» **WHAT TO DO**
Every line containing the string "Microsoft" should be returned from the records.
════════════════════
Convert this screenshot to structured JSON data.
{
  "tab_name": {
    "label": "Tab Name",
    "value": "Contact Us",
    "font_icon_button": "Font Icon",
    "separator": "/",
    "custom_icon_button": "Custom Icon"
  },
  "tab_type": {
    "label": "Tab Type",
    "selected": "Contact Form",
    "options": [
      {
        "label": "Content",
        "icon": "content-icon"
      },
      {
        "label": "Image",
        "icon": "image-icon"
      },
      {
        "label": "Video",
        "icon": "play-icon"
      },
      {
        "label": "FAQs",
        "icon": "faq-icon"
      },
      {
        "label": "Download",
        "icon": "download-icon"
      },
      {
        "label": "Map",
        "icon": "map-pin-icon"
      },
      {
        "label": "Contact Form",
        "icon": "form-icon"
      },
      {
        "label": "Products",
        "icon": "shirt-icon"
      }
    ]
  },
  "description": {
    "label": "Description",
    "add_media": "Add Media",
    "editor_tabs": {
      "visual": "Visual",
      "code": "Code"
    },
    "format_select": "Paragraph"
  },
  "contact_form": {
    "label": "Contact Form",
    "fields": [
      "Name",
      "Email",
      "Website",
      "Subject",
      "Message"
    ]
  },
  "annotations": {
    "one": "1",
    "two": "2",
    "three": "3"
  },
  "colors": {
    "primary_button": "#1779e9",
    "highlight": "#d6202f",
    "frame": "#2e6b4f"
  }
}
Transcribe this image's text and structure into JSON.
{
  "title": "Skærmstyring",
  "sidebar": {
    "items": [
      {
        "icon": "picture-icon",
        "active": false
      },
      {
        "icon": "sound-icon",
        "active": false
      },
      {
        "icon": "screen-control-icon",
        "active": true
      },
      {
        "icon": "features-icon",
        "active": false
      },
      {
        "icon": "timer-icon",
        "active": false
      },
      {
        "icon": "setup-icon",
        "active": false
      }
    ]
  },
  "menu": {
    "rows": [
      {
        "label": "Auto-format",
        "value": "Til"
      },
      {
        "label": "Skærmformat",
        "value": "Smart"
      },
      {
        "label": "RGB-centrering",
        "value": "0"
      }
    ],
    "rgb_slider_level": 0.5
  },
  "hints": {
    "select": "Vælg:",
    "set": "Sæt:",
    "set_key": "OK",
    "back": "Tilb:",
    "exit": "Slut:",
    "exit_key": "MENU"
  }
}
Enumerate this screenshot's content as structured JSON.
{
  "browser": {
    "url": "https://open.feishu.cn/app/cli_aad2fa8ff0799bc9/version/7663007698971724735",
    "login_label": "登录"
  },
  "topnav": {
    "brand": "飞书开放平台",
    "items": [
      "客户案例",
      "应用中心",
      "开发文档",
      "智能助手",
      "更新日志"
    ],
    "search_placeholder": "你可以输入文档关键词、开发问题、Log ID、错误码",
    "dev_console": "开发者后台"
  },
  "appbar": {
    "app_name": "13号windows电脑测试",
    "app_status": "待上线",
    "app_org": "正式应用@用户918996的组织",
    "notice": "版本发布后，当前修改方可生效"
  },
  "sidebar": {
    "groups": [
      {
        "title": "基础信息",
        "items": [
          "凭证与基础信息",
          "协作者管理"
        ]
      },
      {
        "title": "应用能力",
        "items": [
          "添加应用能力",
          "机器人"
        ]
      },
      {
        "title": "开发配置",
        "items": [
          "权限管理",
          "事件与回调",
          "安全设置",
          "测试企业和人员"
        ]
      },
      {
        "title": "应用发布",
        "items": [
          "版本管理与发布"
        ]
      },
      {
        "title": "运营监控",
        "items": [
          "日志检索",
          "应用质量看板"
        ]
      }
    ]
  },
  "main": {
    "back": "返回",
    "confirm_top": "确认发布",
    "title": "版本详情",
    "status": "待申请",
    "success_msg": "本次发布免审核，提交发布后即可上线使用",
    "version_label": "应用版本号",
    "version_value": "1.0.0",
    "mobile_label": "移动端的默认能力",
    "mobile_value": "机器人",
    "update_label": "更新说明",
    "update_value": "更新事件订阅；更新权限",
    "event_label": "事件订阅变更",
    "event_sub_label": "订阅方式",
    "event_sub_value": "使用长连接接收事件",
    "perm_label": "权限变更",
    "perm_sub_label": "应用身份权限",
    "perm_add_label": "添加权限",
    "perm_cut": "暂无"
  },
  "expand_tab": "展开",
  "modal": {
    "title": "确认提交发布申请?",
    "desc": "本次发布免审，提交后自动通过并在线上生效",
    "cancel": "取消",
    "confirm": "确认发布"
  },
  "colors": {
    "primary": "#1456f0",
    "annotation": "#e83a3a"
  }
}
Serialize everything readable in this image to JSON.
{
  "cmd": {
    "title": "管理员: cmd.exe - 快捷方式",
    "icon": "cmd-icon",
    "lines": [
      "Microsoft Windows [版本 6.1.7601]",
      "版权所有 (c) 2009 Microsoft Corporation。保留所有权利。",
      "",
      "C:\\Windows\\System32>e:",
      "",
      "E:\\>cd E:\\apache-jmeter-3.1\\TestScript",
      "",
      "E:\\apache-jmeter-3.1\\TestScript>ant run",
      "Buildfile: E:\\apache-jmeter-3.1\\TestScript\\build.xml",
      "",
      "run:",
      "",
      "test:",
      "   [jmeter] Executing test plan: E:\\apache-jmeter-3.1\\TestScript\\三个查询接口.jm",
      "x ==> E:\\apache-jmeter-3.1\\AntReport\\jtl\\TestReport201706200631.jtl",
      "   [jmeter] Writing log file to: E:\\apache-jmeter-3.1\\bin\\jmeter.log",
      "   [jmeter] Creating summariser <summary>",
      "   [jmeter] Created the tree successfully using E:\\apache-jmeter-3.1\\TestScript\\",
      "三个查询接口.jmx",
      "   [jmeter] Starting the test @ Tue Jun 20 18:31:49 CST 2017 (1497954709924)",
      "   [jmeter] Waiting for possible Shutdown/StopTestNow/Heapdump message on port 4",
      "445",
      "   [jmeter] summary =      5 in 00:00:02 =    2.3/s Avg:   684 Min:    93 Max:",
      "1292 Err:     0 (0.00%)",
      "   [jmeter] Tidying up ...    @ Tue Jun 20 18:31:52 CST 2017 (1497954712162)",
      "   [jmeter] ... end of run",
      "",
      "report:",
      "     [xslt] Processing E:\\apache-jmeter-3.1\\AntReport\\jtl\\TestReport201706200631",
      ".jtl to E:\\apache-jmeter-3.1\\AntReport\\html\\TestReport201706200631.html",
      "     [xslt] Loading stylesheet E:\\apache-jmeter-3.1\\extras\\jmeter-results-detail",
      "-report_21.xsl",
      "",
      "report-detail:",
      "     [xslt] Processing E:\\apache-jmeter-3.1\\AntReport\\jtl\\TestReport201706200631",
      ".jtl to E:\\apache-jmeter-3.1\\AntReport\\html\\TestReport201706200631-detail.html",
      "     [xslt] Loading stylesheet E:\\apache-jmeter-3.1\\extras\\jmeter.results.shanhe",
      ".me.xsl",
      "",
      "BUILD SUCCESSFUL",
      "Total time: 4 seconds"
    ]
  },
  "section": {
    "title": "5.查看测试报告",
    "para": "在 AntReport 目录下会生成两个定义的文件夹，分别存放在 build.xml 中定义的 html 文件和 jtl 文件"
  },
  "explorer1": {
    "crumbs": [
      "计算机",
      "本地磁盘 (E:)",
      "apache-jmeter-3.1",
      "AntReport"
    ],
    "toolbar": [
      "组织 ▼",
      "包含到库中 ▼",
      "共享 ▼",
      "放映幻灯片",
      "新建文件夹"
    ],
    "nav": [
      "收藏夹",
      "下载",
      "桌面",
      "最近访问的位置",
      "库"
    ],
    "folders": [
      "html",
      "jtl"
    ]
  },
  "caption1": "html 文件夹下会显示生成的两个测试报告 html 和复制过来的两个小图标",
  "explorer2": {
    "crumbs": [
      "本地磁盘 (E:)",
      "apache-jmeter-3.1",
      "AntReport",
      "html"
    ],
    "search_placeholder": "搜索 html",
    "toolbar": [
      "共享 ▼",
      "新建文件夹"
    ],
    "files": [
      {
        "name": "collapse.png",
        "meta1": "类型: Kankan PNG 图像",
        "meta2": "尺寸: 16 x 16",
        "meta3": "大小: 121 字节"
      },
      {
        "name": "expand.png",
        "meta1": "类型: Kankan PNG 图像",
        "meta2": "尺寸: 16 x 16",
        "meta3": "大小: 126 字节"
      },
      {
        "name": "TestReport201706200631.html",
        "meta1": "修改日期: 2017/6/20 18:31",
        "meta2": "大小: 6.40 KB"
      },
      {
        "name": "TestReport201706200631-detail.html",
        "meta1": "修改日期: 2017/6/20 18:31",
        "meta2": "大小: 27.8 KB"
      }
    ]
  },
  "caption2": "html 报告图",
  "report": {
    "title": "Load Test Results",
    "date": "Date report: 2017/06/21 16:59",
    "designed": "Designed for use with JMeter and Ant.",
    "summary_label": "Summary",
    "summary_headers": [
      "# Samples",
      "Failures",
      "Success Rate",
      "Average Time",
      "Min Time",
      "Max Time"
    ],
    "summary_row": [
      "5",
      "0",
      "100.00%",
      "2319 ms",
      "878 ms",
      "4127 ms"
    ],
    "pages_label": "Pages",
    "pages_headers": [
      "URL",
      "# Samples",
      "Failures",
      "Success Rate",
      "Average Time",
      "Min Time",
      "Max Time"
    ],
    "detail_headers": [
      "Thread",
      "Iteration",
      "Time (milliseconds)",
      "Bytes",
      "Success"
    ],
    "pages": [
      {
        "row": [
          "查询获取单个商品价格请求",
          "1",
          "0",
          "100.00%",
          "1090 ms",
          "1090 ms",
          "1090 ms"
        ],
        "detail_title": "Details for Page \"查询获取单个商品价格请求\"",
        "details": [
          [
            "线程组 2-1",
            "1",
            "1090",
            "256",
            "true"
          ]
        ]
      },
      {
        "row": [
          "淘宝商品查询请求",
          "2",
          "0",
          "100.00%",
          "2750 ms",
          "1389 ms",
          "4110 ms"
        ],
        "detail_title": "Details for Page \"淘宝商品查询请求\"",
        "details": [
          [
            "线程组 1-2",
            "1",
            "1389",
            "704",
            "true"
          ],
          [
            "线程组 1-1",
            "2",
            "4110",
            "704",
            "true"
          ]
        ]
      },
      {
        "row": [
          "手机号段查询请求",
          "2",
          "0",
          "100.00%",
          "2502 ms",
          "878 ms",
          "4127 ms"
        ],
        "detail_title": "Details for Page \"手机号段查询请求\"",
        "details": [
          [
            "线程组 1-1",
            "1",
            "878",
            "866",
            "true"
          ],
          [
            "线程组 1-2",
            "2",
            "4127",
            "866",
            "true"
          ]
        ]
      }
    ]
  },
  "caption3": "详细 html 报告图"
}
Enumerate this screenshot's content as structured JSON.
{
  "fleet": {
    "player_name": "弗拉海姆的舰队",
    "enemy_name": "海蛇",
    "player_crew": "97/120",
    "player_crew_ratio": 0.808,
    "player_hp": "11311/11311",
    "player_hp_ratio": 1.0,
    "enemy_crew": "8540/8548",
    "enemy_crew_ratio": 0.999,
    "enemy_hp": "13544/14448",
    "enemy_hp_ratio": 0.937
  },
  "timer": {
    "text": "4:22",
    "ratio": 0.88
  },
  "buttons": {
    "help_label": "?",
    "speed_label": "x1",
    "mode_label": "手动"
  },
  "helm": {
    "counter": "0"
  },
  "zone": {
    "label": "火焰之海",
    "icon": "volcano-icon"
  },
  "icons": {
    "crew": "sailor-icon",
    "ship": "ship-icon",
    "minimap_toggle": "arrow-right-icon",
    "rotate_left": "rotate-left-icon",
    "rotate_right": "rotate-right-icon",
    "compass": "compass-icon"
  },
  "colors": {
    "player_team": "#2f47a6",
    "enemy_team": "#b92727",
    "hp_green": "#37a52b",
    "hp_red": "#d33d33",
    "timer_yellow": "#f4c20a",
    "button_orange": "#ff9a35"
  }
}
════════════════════
» **ANSWER TO THIS TASK**
      "Microsoft Windows [版本 6.1.7601]",
      "版权所有 (c) 2009 Microsoft Corporation。保留所有权利。",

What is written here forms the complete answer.